President Bush called it "a major step forward in achieving our objective." U.S. officials hope a broad-based government will be able to quell the bloodshed so that the United States can begin to bring troops home next year.
A successful election followed by an effective, broad-based government would also give the Bush administration a significant victory in its campaign to spread democracy through the Middle East. But many Shiite politicians have little interest in concessions to Sunnis on their key demands, including a greater share of power and allowing a role for Saddam loyalists in public life.
As a result, negotiations to create a new government -- including a prime minister -- could drag on for weeks just as they did following January's election, when many Sunnis stayed away from the polls because of threats of violence or to honor boycott calls. Another prolonged political struggle might worsen sectarian tensions.

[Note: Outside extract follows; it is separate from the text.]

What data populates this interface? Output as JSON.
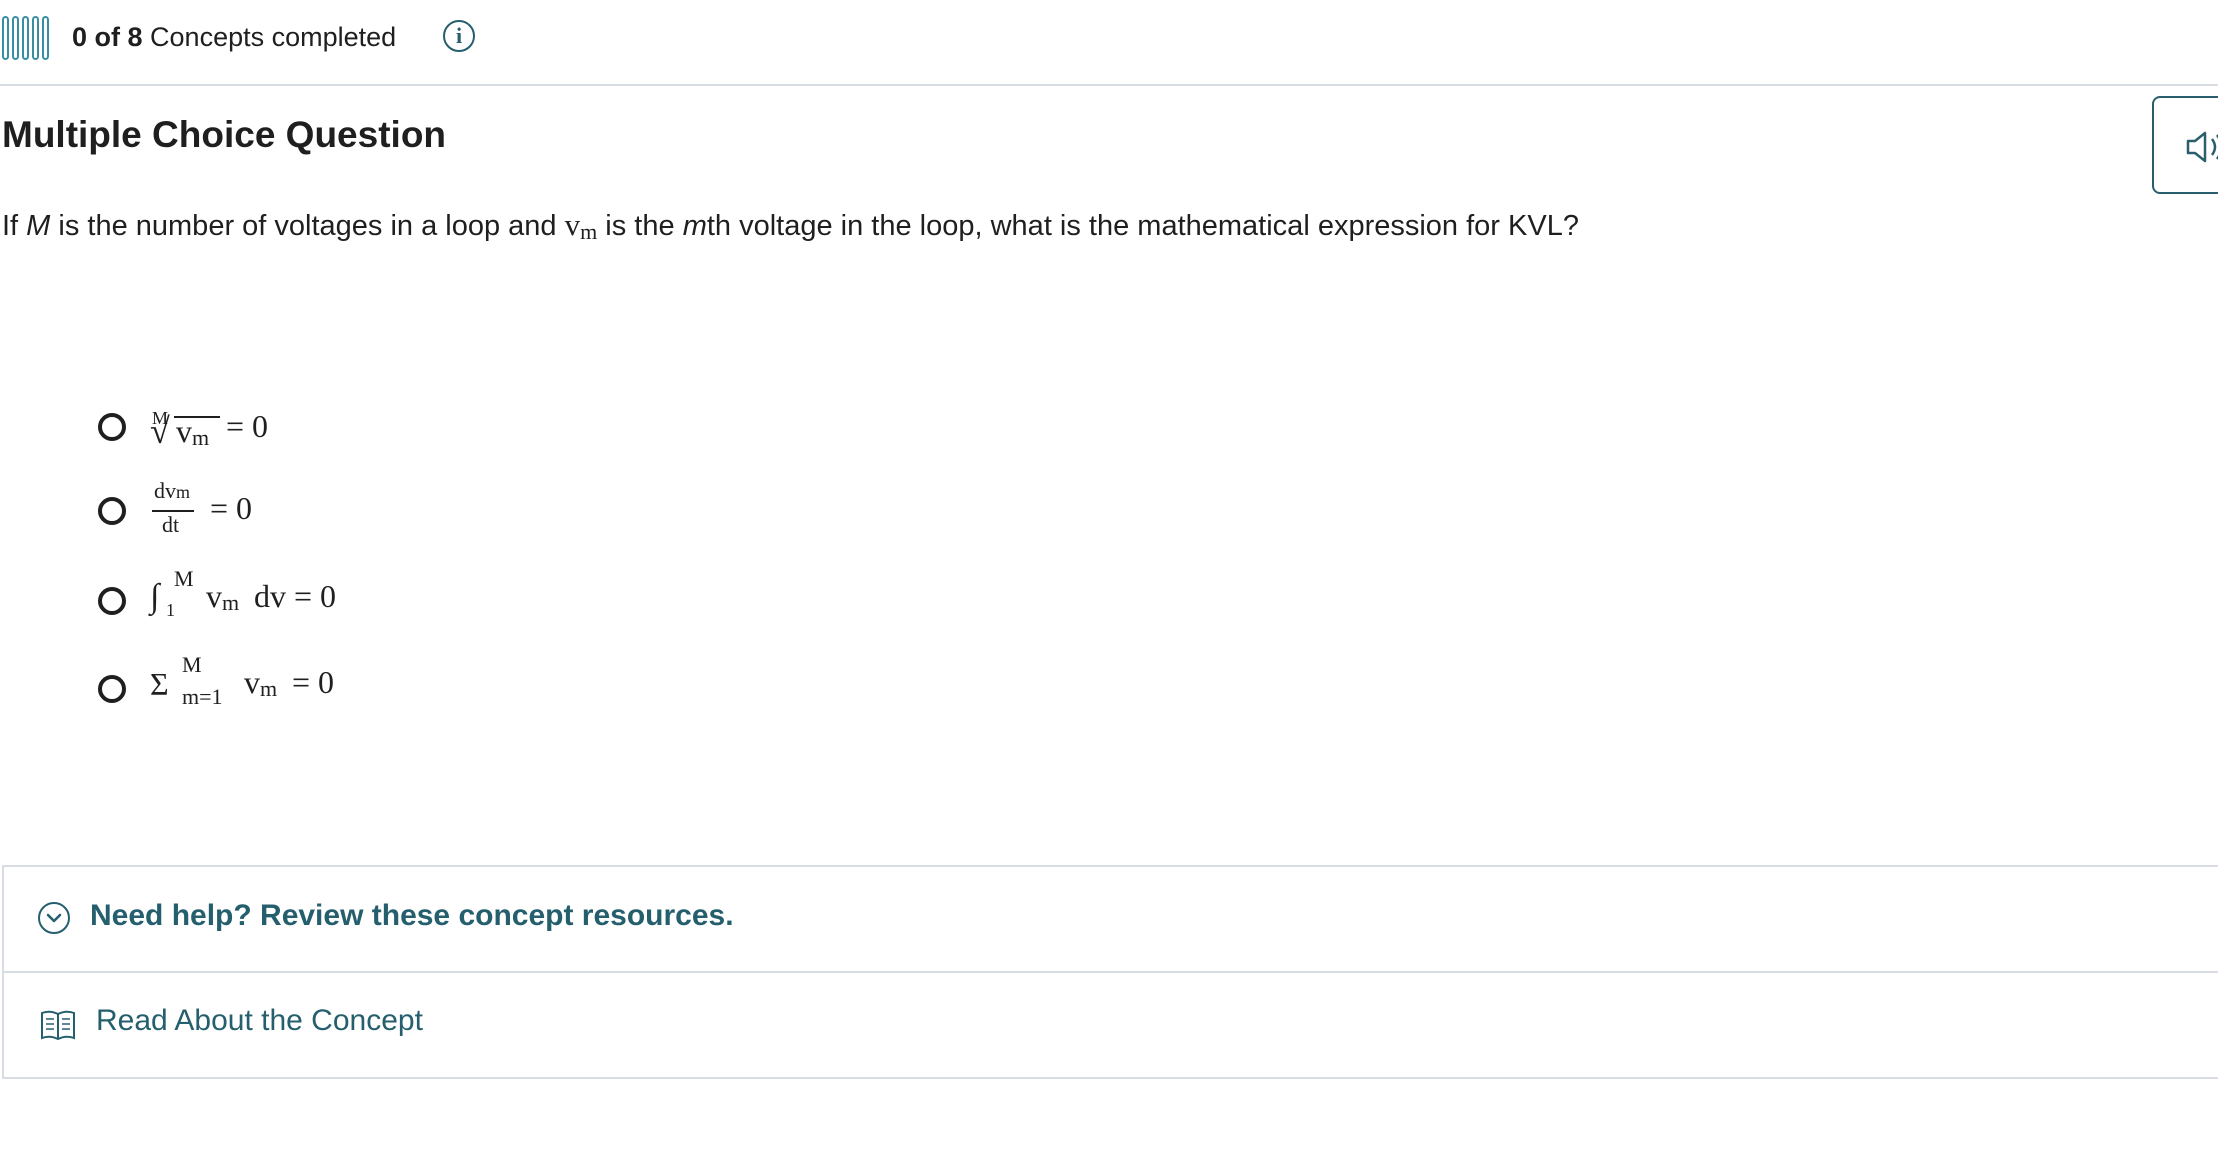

Still, Iraqi leaders expressed relief that the election had passed relatively smoothly.
"The time has come to build Iraq with our own hands and to use the great wealth that God has granted to Iraq to rebuild Iraq so that we can turn our poverty into wealth and our misery into happiness," Prime Minister Ibrahim al-Jaafari said.
U.S. officials saw the lack of violence as an encouraging sign.

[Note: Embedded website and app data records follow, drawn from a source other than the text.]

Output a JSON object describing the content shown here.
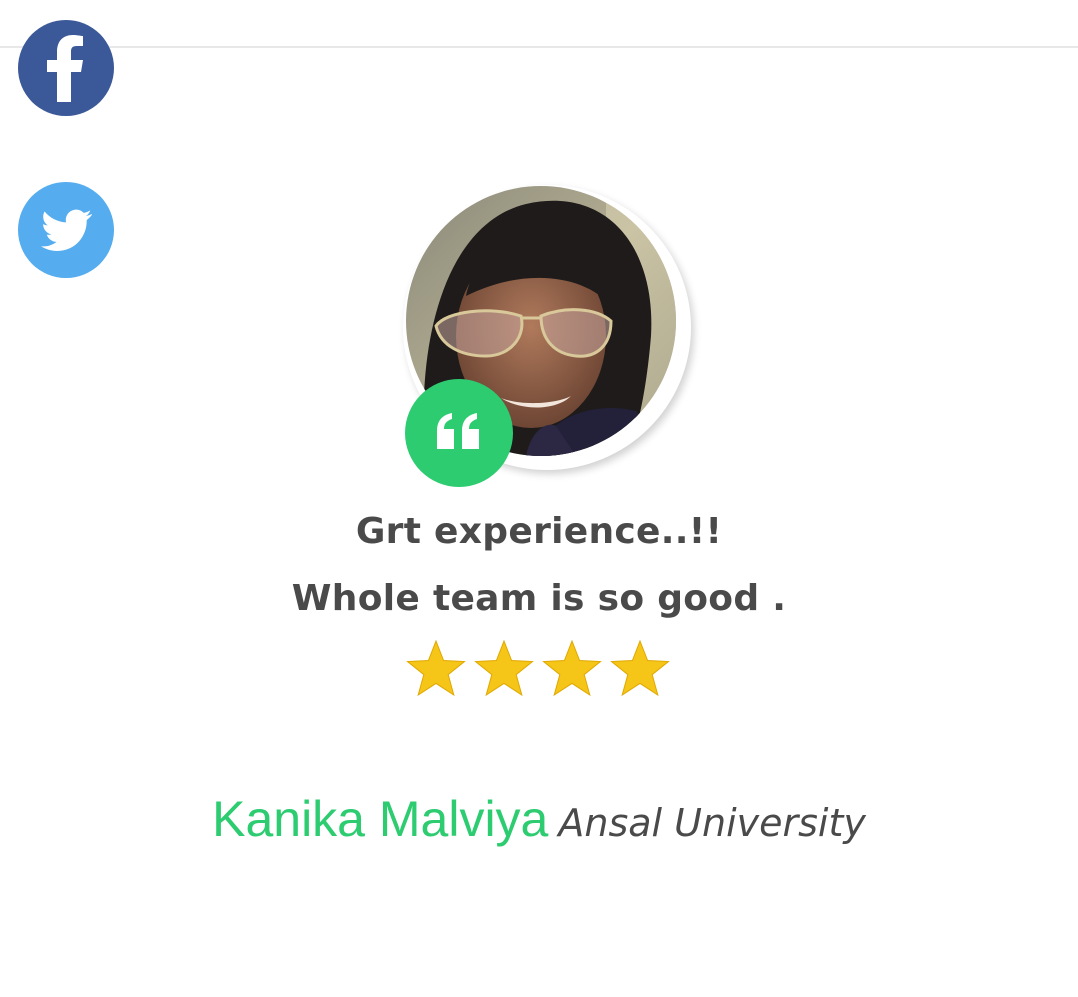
{
  "social": {
    "facebook_icon": "facebook-icon",
    "twitter_icon": "twitter-icon",
    "facebook_color": "#3b5998",
    "twitter_color": "#55acee"
  },
  "testimonial": {
    "avatar_icon": "profile-photo",
    "quote_icon": "quote-icon",
    "accent_color": "#2ecc71",
    "text_line_1": "Grt experience..!!",
    "text_line_2": "Whole team is so good .",
    "rating": 4,
    "star_color": "#f5c518",
    "author_name": "Kanika Malviya",
    "author_org": "Ansal University"
  }
}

"We should expect the insurgency not to just go away, but to gradually reduce," said Gen. George Casey, top U.S. commander in Iraq, speaking via video to a town hall-style meeting of Defense Department workers in the Pentagon.
Defense Secretary Donald H. Rumsfeld added, "This election constitutes a defeat for the enemies of the Iraqi people, the enemies of the legitimate Iraqi government. It constitutes a defeat to the people who have been doing the beheadings and conducting the suicide raids."
As polls opened, a mortar shell exploded near Baghdad's heavily fortified Green Zone, slightly wounding two civilians and a U.S. Marine, the U.S. military said.
In northern Iraq, a civilian was killed when a mortar shell hit near a polling station in Tal Afar, and a grenade killed a school guard near a voting site in Mosul.
But the incidents did little to discourage Iraqis, some of whom turned out wrapped in their flag on a bright, sunny day. Afterward, many displayed a purple ink-stained index finger -- a mark to guard against multiple voting.
One jubilant Shiite voter in Baghdad proudly displayed all 10 of his fingers stained with ink.
In Mosul, Iraq's third-largest city, streets were transformed into a playground, with children playing games and turning roads into soccer fields.
Turnout was most striking in Sunni Arab areas, including the Baghdad district of Azamiyah. Last January, few voters turned out in Azamiyah, where Saddam took refuge when Baghdad fell.
Tareg Moustafa Abdullah, 70, said he regretted boycotting the January election, which allowed Shiites and Kurds to win control. "We ended up with people who do not know God," he said.
In Fallujah, the former Sunni insurgent bastion seized by U.S. forces in November 2004, 11 of the city's 35 polling stations did not receive ballot boxes, while some sites ran out of ballots in the morning, said Mayor Dhari al-Arsan.
He said some voters "thought it was done purposely," but he attributed the lack of ballot boxes to the large turnout. "Today we are witnessing the biggest democratic process," al-Arsan said.
Election commission spokesman Farid Ayar said officials opened only 167 of the planned 207 election centers in Anbar province because of security. Anbar includes Ramadi and Fallujah.
Turnout was also reported high across the Shiite south, including Basra, where the director of one polling center, Amjad Mahdi, estimated more than 70 percent of the 5,000 registered voters at his facility had cast ballots.
With a nationwide vehicle ban in effect, most Iraqis walked to the polls. Streets were generally empty of cars, except for police, ambulances and a few others with permits.
Ethnic tensions arose in Kirkuk, a northern city claimed by Arabs, Kurds and Turkomen. Norjan Adel, a poll watcher for the Turkoman Front, complained of irregularities by the Kurds, including multiple voting.